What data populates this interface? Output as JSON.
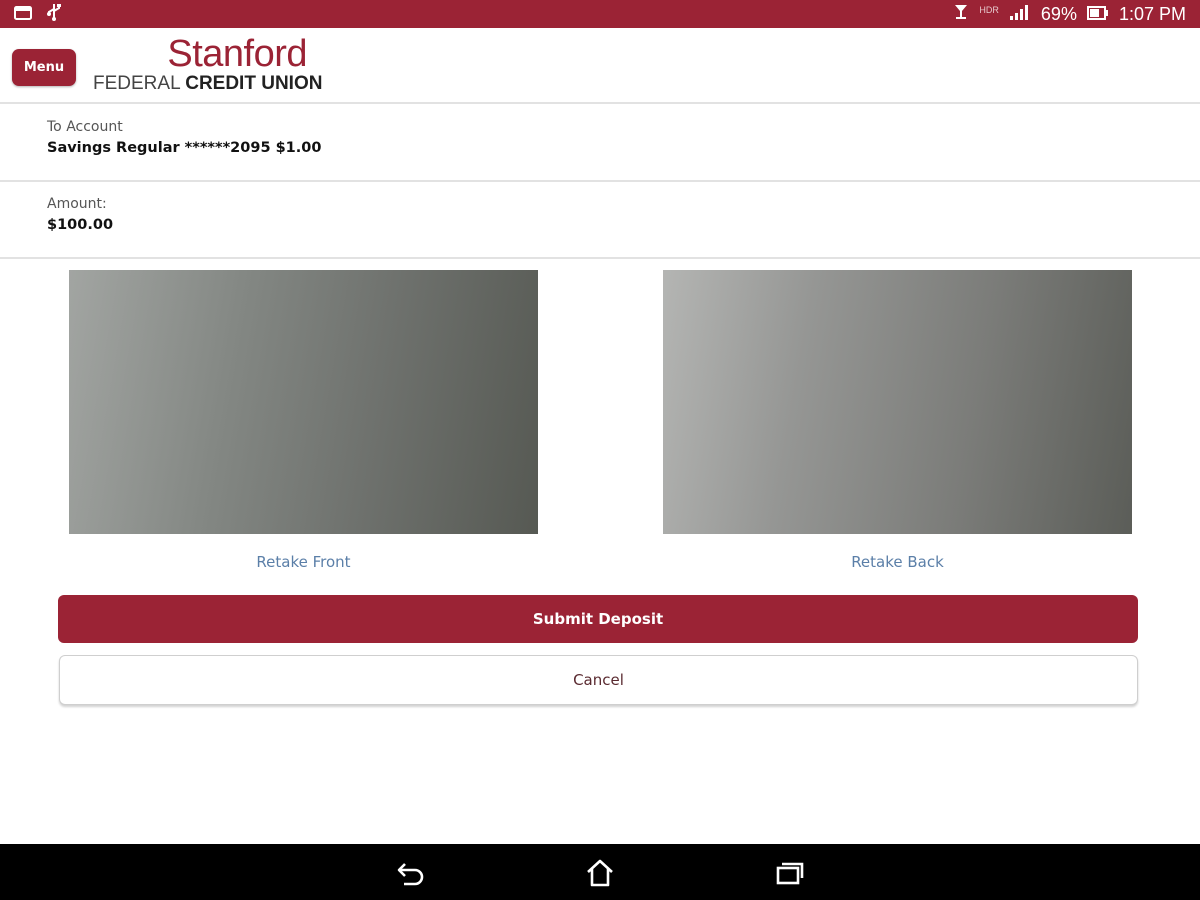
{
  "status_bar": {
    "signal_label": "HDR",
    "battery": "69%",
    "time": "1:07 PM"
  },
  "header": {
    "menu_label": "Menu",
    "logo": {
      "top": "Stanford",
      "bottom_light": "FEDERAL",
      "bottom_bold": "CREDIT UNION"
    }
  },
  "to_account": {
    "label": "To Account",
    "value": "Savings Regular ******2095 $1.00"
  },
  "amount": {
    "label": "Amount:",
    "value": "$100.00"
  },
  "checks": {
    "retake_front": "Retake Front",
    "retake_back": "Retake Back"
  },
  "actions": {
    "submit": "Submit Deposit",
    "cancel": "Cancel"
  },
  "colors": {
    "brand": "#9b2335",
    "link": "#5b7fa8"
  },
  "icons": {
    "status_left": [
      "gallery-icon",
      "usb-icon"
    ],
    "status_right": [
      "alarm-icon",
      "signal-icon",
      "battery-icon"
    ],
    "nav": [
      "back-icon",
      "home-icon",
      "recents-icon"
    ]
  }
}
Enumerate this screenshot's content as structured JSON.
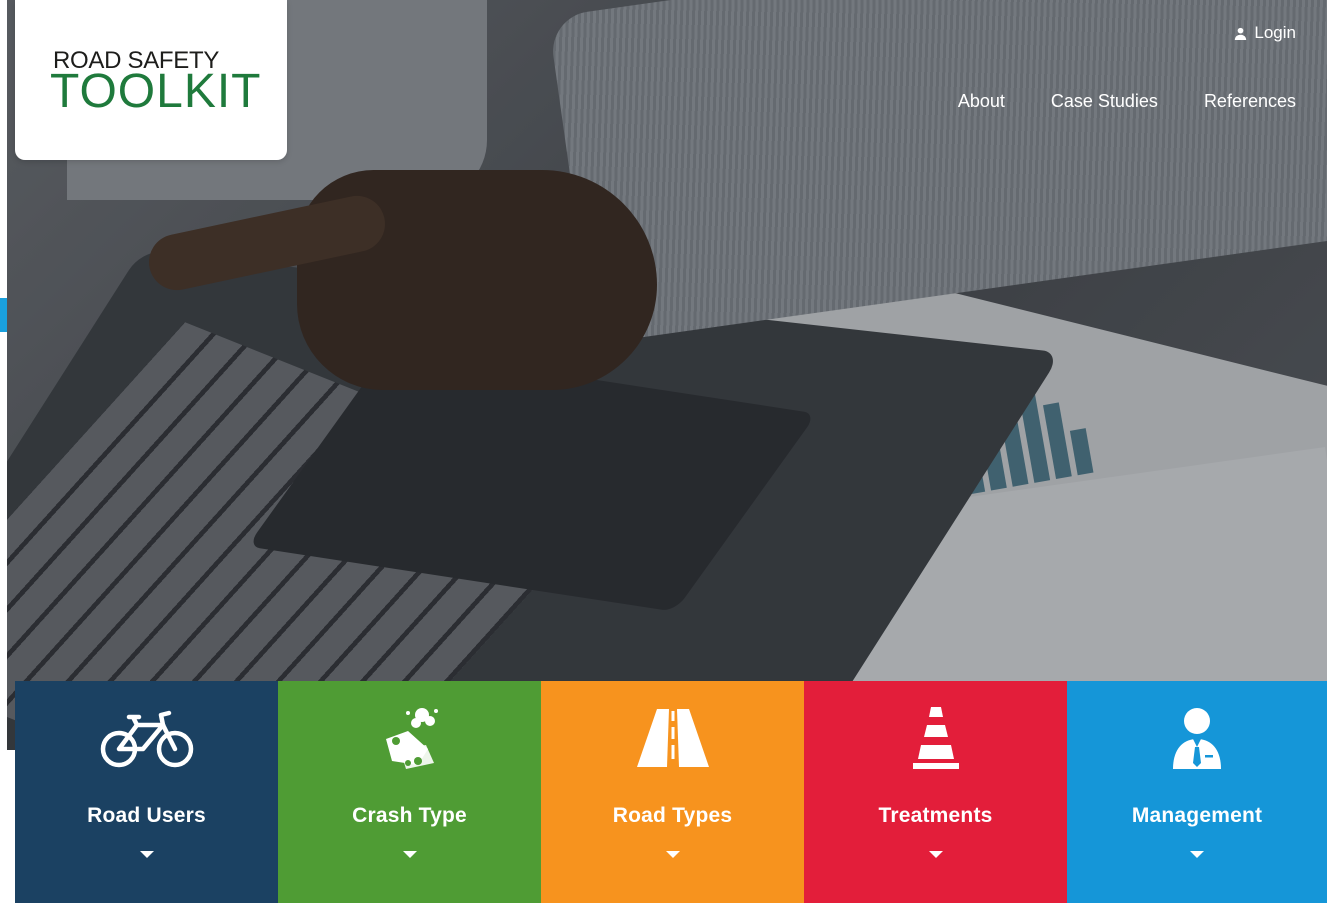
{
  "logo": {
    "line1": "ROAD SAFETY",
    "line2": "TOOLKIT"
  },
  "header": {
    "login_label": "Login",
    "nav": [
      "About",
      "Case Studies",
      "References"
    ]
  },
  "tiles": [
    {
      "label": "Road Users",
      "icon": "bicycle-icon",
      "color": "#1b4162"
    },
    {
      "label": "Crash Type",
      "icon": "car-crash-icon",
      "color": "#4f9c34"
    },
    {
      "label": "Road Types",
      "icon": "road-icon",
      "color": "#f7931e"
    },
    {
      "label": "Treatments",
      "icon": "traffic-cone-icon",
      "color": "#e31e3a"
    },
    {
      "label": "Management",
      "icon": "manager-icon",
      "color": "#1596d8"
    }
  ],
  "colors": {
    "logo_green": "#1f7a3c",
    "accent_blue": "#1aa0dd"
  }
}
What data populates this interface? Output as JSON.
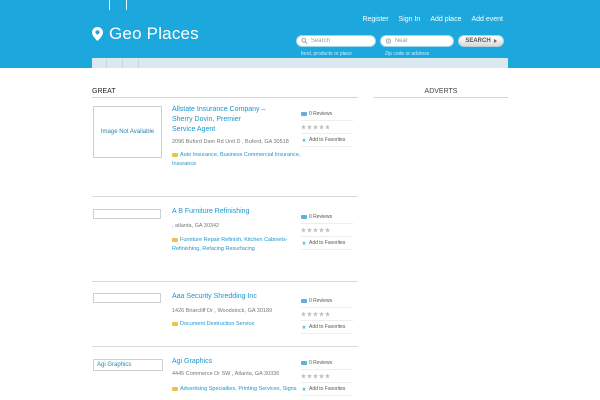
{
  "header": {
    "logo_text": "Geo Places",
    "nav": [
      "Register",
      "Sign In",
      "Add place",
      "Add event"
    ],
    "search": {
      "placeholder": "Search",
      "hint": "food, products or place",
      "near_placeholder": "Near",
      "near_hint": "Zip code or address",
      "button_label": "SEARCH"
    }
  },
  "main": {
    "section_title": "GREAT",
    "adverts_title": "ADVERTS"
  },
  "listings": [
    {
      "thumb_text": "Image Not Available",
      "title_lines": [
        "Allstate Insurance Company –",
        "Sherry Dovin, Premier",
        "Service Agent"
      ],
      "address": "2096 Buford Dam Rd Unit D , Buford, GA 30518",
      "categories": "Auto Insurance, Business Commercial Insurance, Insurance",
      "reviews": "0 Reviews",
      "favorites": "Add to Favorites",
      "rating": 0
    },
    {
      "thumb_text": "",
      "title_lines": [
        "A B Furniture Refinishing"
      ],
      "address": ", atlanta, GA 30342",
      "categories": "Furniture Repair Refinish, Kitchen Cabinets-Refinishing, Refacing Resurfacing",
      "reviews": "0 Reviews",
      "favorites": "Add to Favorites",
      "rating": 0
    },
    {
      "thumb_text": "",
      "title_lines": [
        "Aaa Security Shredding Inc"
      ],
      "address": "1426 Briarcliff Dr , Woodstock, GA 30189",
      "categories": "Document Destruction Service",
      "reviews": "0 Reviews",
      "favorites": "Add to Favorites",
      "rating": 0
    },
    {
      "thumb_text": "Agi Graphics",
      "title_lines": [
        "Agi Graphics"
      ],
      "address": "4445 Commerce Dr SW , Atlanta, GA 30336",
      "categories": "Advertising Specialties, Printing Services, Signs",
      "reviews": "0 Reviews",
      "favorites": "Add to Favorites",
      "rating": 0
    }
  ],
  "colors": {
    "header_bg": "#1ca8dd",
    "link": "#1a96cf"
  }
}
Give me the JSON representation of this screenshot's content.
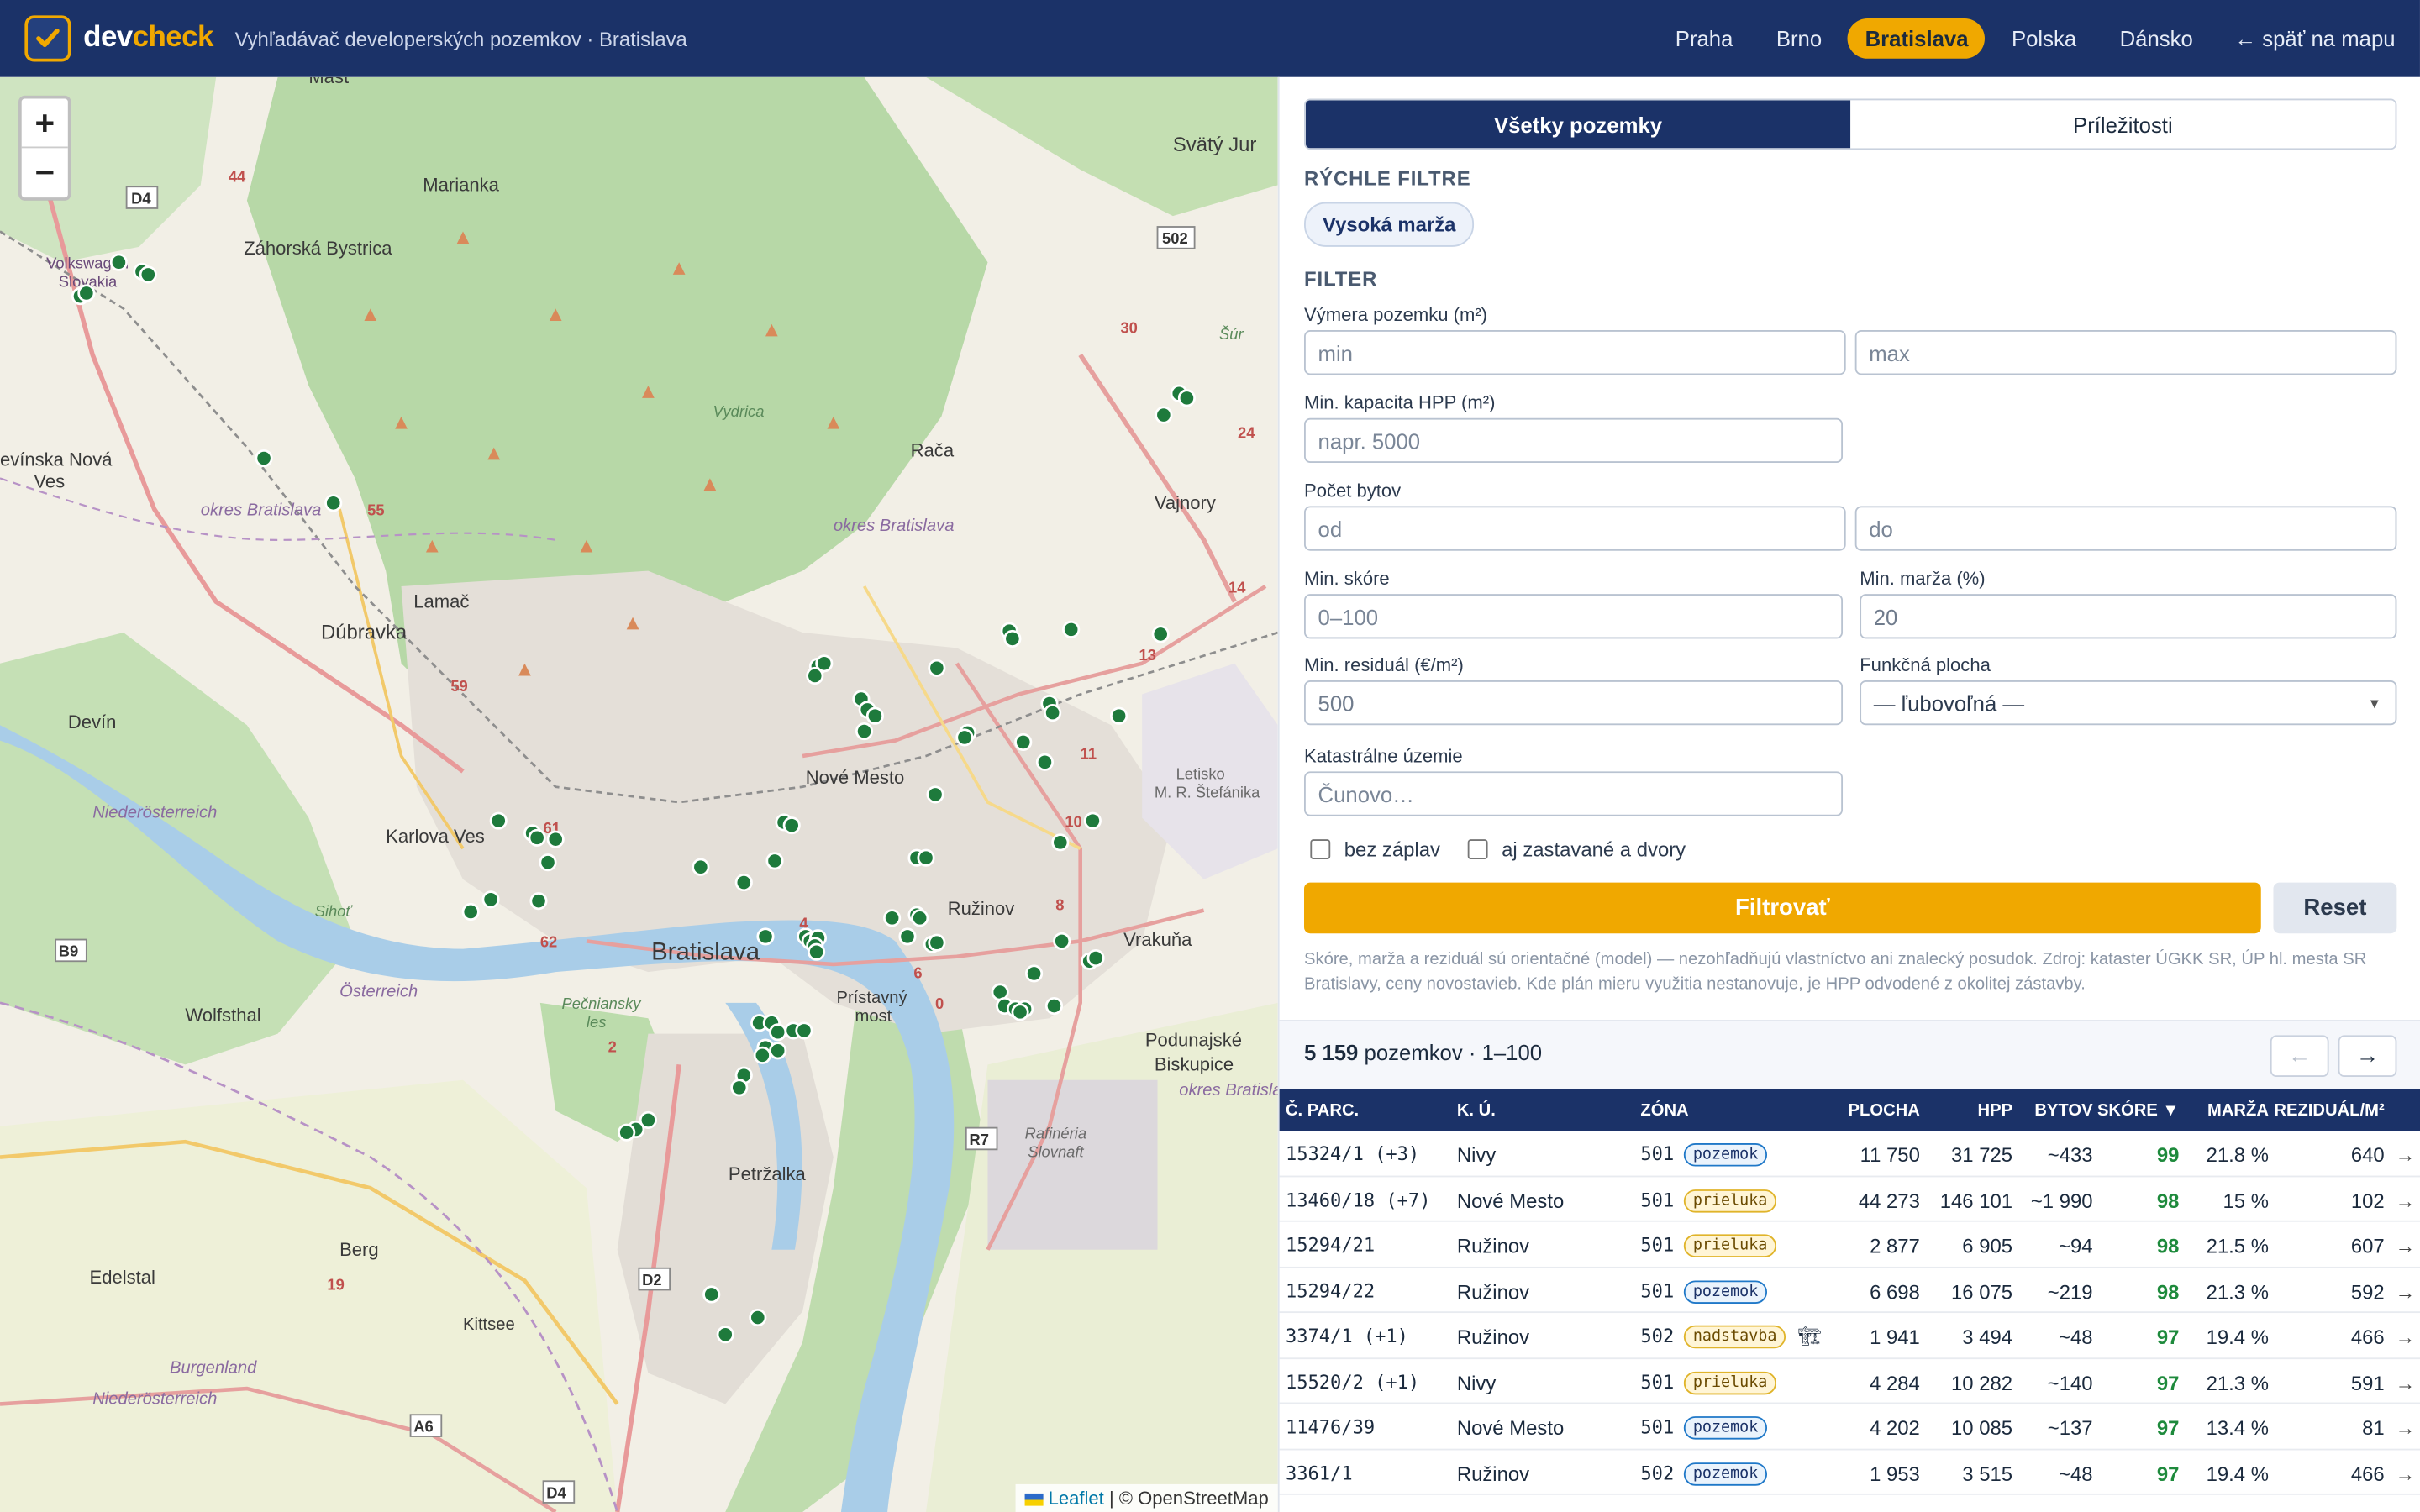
{
  "header": {
    "brand_dev": "dev",
    "brand_check": "check",
    "subtitle": "Vyhľadávač developerských pozemkov · Bratislava",
    "nav": [
      {
        "label": "Praha",
        "active": false
      },
      {
        "label": "Brno",
        "active": false
      },
      {
        "label": "Bratislava",
        "active": true
      },
      {
        "label": "Polska",
        "active": false
      },
      {
        "label": "Dánsko",
        "active": false
      }
    ],
    "back_label": "← späť na mapu"
  },
  "map": {
    "zoom_in": "+",
    "zoom_out": "−",
    "attribution_leaflet": "Leaflet",
    "attribution_rest": " | © OpenStreetMap",
    "places": [
      "Mast",
      "Marianka",
      "Záhorská Bystrica",
      "Svätý Jur",
      "Rača",
      "Vajnory",
      "Lamač",
      "Dúbravka",
      "Devín",
      "Karlova Ves",
      "Nové Mesto",
      "Bratislava",
      "Ružinov",
      "Vrakuňa",
      "Petržalka",
      "Podunajské Biskupice",
      "Prístavný most",
      "Wolfsthal",
      "Berg",
      "Edelstal",
      "Kittsee",
      "Devínska Nová Ves",
      "Volkswagen Slovakia",
      "okres Bratislava IV",
      "okres Bratislava III",
      "okres Bratislava II",
      "Vydrica",
      "Letisko M. R. Štefánika",
      "Sihoť",
      "Pečniansky les",
      "Rafinéria Slovnaft",
      "Niederösterreich",
      "Burgenland",
      "Österreich",
      "Šúr"
    ],
    "road_labels": [
      "D4",
      "44",
      "502",
      "30",
      "24",
      "55",
      "59",
      "61",
      "13",
      "14",
      "11",
      "10",
      "8",
      "6",
      "0",
      "2",
      "4",
      "62",
      "B9",
      "R7",
      "D2",
      "19",
      "A6"
    ],
    "marker_color": "#1e7a3c"
  },
  "panel": {
    "tabs": [
      {
        "label": "Všetky pozemky",
        "active": true
      },
      {
        "label": "Príležitosti",
        "active": false
      }
    ],
    "quick_filters_title": "RÝCHLE FILTRE",
    "quick_chip": "Vysoká marža",
    "filter_title": "FILTER",
    "fields": {
      "vymera_label": "Výmera pozemku (m²)",
      "vymera_min": "min",
      "vymera_max": "max",
      "hpp_label": "Min. kapacita HPP (m²)",
      "hpp_placeholder": "napr. 5000",
      "byty_label": "Počet bytov",
      "byty_od": "od",
      "byty_do": "do",
      "skore_label": "Min. skóre",
      "skore_placeholder": "0–100",
      "marza_label": "Min. marža (%)",
      "marza_value": "20",
      "rezidual_label": "Min. residuál (€/m²)",
      "rezidual_value": "500",
      "funkcna_label": "Funkčná plocha",
      "funkcna_value": "— ľubovoľná —",
      "kat_label": "Katastrálne územie",
      "kat_placeholder": "Čunovo…"
    },
    "checkbox_zaplavy": "bez záplav",
    "checkbox_zastavane": "aj zastavané a dvory",
    "btn_filter": "Filtrovať",
    "btn_reset": "Reset",
    "note": "Skóre, marža a reziduál sú orientačné (model) — nezohľadňujú vlastníctvo ani znalecký posudok. Zdroj: kataster ÚGKK SR, ÚP hl. mesta SR Bratislavy, ceny novostavieb. Kde plán mieru využitia nestanovuje, je HPP odvodené z okolitej zástavby.",
    "results_count": "5 159",
    "results_suffix": " pozemkov · 1–100",
    "prev": "←",
    "next": "→"
  },
  "table": {
    "headers": {
      "parc": "Č. PARC.",
      "ku": "K. Ú.",
      "zona": "ZÓNA",
      "plocha": "PLOCHA",
      "hpp": "HPP",
      "bytov": "BYTOV",
      "skore": "SKÓRE ▼",
      "marza": "MARŽA",
      "rezidual": "REZIDUÁL/M²"
    },
    "rows": [
      {
        "parc": "15324/1 (+3)",
        "ku": "Nivy",
        "zona": "501",
        "tag": "pozemok",
        "icon": "",
        "plocha": "11 750",
        "hpp": "31 725",
        "bytov": "~433",
        "skore": "99",
        "marza": "21.8 %",
        "rezidual": "640",
        "arrow": "→"
      },
      {
        "parc": "13460/18 (+7)",
        "ku": "Nové Mesto",
        "zona": "501",
        "tag": "prieluka",
        "icon": "",
        "plocha": "44 273",
        "hpp": "146 101",
        "bytov": "~1 990",
        "skore": "98",
        "marza": "15 %",
        "rezidual": "102",
        "arrow": "→"
      },
      {
        "parc": "15294/21",
        "ku": "Ružinov",
        "zona": "501",
        "tag": "prieluka",
        "icon": "",
        "plocha": "2 877",
        "hpp": "6 905",
        "bytov": "~94",
        "skore": "98",
        "marza": "21.5 %",
        "rezidual": "607",
        "arrow": "→"
      },
      {
        "parc": "15294/22",
        "ku": "Ružinov",
        "zona": "501",
        "tag": "pozemok",
        "icon": "",
        "plocha": "6 698",
        "hpp": "16 075",
        "bytov": "~219",
        "skore": "98",
        "marza": "21.3 %",
        "rezidual": "592",
        "arrow": "→"
      },
      {
        "parc": "3374/1 (+1)",
        "ku": "Ružinov",
        "zona": "502",
        "tag": "nadstavba",
        "icon": "🏗",
        "plocha": "1 941",
        "hpp": "3 494",
        "bytov": "~48",
        "skore": "97",
        "marza": "19.4 %",
        "rezidual": "466",
        "arrow": "→"
      },
      {
        "parc": "15520/2 (+1)",
        "ku": "Nivy",
        "zona": "501",
        "tag": "prieluka",
        "icon": "",
        "plocha": "4 284",
        "hpp": "10 282",
        "bytov": "~140",
        "skore": "97",
        "marza": "21.3 %",
        "rezidual": "591",
        "arrow": "→"
      },
      {
        "parc": "11476/39",
        "ku": "Nové Mesto",
        "zona": "501",
        "tag": "pozemok",
        "icon": "",
        "plocha": "4 202",
        "hpp": "10 085",
        "bytov": "~137",
        "skore": "97",
        "marza": "13.4 %",
        "rezidual": "81",
        "arrow": "→"
      },
      {
        "parc": "3361/1",
        "ku": "Ružinov",
        "zona": "502",
        "tag": "pozemok",
        "icon": "",
        "plocha": "1 953",
        "hpp": "3 515",
        "bytov": "~48",
        "skore": "97",
        "marza": "19.4 %",
        "rezidual": "466",
        "arrow": "→"
      }
    ]
  }
}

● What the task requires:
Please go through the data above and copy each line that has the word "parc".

● Response:
      "parc": "Č. PARC.",
        "parc": "15324/1 (+3)",
        "parc": "13460/18 (+7)",
        "parc": "15294/21",
        "parc": "15294/22",
        "parc": "3374/1 (+1)",
        "parc": "15520/2 (+1)",
        "parc": "11476/39",
        "parc": "3361/1",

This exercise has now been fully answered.